Antoni van Leeuwenhoek (1632-1723) Kristin Bolfert Antoni van Leeuwenhoek was born in Delft, the Netherlands, on 24 October 1632 to Margriet Jacobsdochter van den Berch and Philips Thooniszoon, both of whom were middle-class artisans. He attended grammar school in Warmond, and then temporarily moved to Benthuizen to live with relatives. Eventually Leeuwenhoek left for Amsterdam to work as a cloth merchant's apprentice. Returning to Delft, he married Barbara de Mey on 29 July 1654, and worked as a shopkeeper. The marriage resulted in five children, only one of whom, Maria, outlived Leeuwenhoek. 2007-11-01 4 Jul 2018 - 4:40:59am
Arch E. Cole 1923 4 Jul 2018 - 4:41:00am
Arda Alden Green 1928 4 Jul 2018 - 4:41:00am
Aristotle (384-322 BCE) Dorothy Regan Haskett, Valerie Racine, Joanna Yang Aristotle studied developing organisms, among other things, in ancient Greece, and his writings shaped Western philosophy and natural science for greater than two thousand years. He spent much of his life in Greece and studied with Plato at Plato's Academy in Athens, where he later established his own school called the Lyceum.

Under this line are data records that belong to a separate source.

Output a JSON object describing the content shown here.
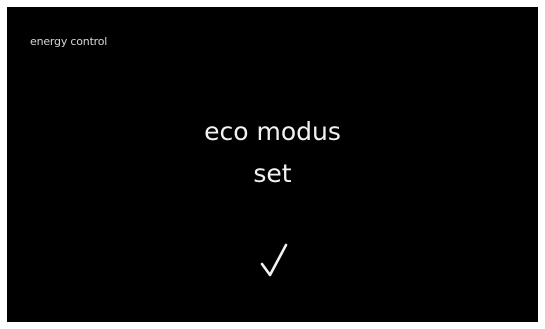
{
  "header": {
    "title": "energy control"
  },
  "status": {
    "line1": "eco modus",
    "line2": "set",
    "icon": "checkmark-icon"
  },
  "colors": {
    "background": "#000000",
    "text": "#f2f2f2",
    "header_text": "#d6d6d6"
  }
}
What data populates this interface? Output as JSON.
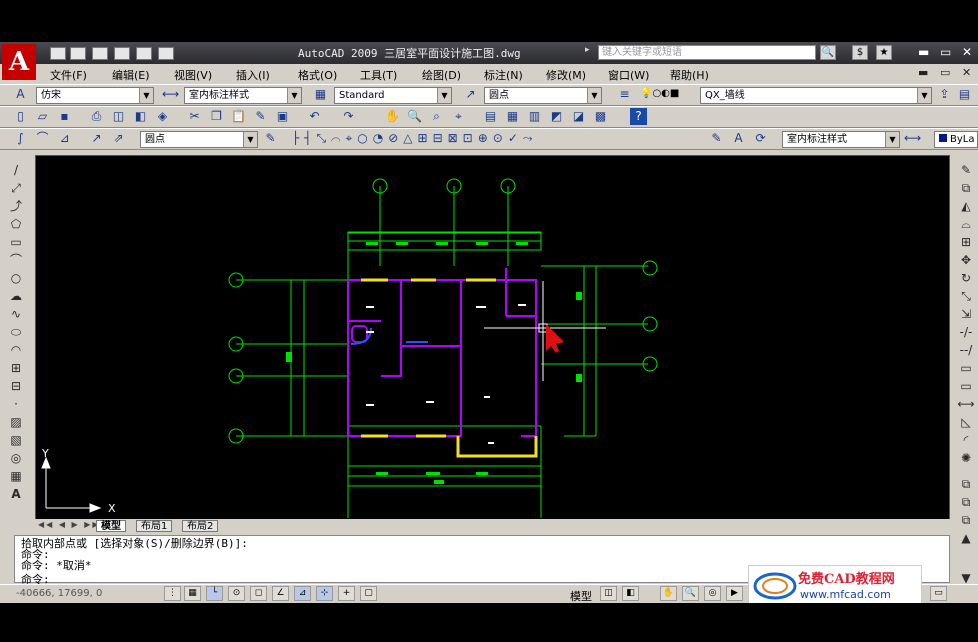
{
  "window": {
    "title": "AutoCAD 2009 三居室平面设计施工图.dwg",
    "search_placeholder": "键入关键字或短语",
    "logo": "A"
  },
  "menu": [
    "文件(F)",
    "编辑(E)",
    "视图(V)",
    "插入(I)",
    "格式(O)",
    "工具(T)",
    "绘图(D)",
    "标注(N)",
    "修改(M)",
    "窗口(W)",
    "帮助(H)"
  ],
  "styles_toolbar": {
    "text_style": "仿宋",
    "dim_style": "室内标注样式",
    "table_style": "Standard",
    "multileader_style": "圆点",
    "layer": "QX_墙线"
  },
  "dim_toolbar": {
    "leader_style": "圆点",
    "dim_style": "室内标注样式",
    "color": "ByLa"
  },
  "layout_tabs": [
    "模型",
    "布局1",
    "布局2"
  ],
  "command_lines": [
    "拾取内部点或 [选择对象(S)/删除边界(B)]:",
    "命令:",
    "命令: *取消*",
    "命令:"
  ],
  "status": {
    "coords": "-40666, 17699, 0",
    "model_label": "模型"
  },
  "watermark": {
    "title": "免费CAD教程网",
    "url": "www.mfcad.com"
  },
  "ucs": {
    "y_label": "Y",
    "x_label": "X"
  },
  "axis_labels": [
    "1",
    "2",
    "3",
    "A",
    "B",
    "C",
    "D",
    "E",
    "F",
    "G"
  ],
  "colors": {
    "dim_green": "#00e000",
    "wall_magenta": "#b000ff",
    "window_yellow": "#f0e020",
    "canvas_bg": "#000000",
    "crosshair_white": "#ffffff",
    "cursor_red": "#e01010"
  }
}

Aristotle wrote greater than 150 treatises on subjects ranging from aesthetics, politics, ethics, and natural philosophy, which include physics and biology. Less than fifty of Aristotle's treatises persisted into the twenty-first century. 2016-07-07 4 Jul 2018 - 4:40:58am
Arne Tisellus undated 4 Jul 2018 - 4:41:00am
Arthur D. Whedon 1923 4 Jul 2018 - 4:41:00am
Arthur Earl Walker (1907-1995) Alexandra Bohnenberger Arthur Earl Walker was a medical researcher and physician who studied the brain and neurosurgery in the United States during the twentieth century. Walker examined the connections of the thalamus to the rest of the brain and how the thalamus coordinates sensory signals. The thalamus is a cluster of nerve cells located between the two hemispheres of the brain and it is responsible for consciousness and sensory interpretation. 2017-03-07 4 Jul 2018 - 4:40:59am
Arthur G. Mulder 1925 4 Jul 2018 - 4:41:00am
Arthur K. Parpart 1928 4 Jul 2018 - 4:41:00am
Arthur William Galston (1920–2008) Cecilia Chou Arthur W. Galston studied plant hormones in the United States during the late-twentieth century. His dissertation on the flowering process of soybean plants led others to develop Agent Orange, the most widely employed herbicide during the Vietnam War, used to defoliate forests and eliminate enemy cover and food sources. Galston protested the spraying of those defoliants in Vietnam, as they could be harmful to humans, animals, and the environment. 2017-04-27 4 Jul 2018 - 4:40:59am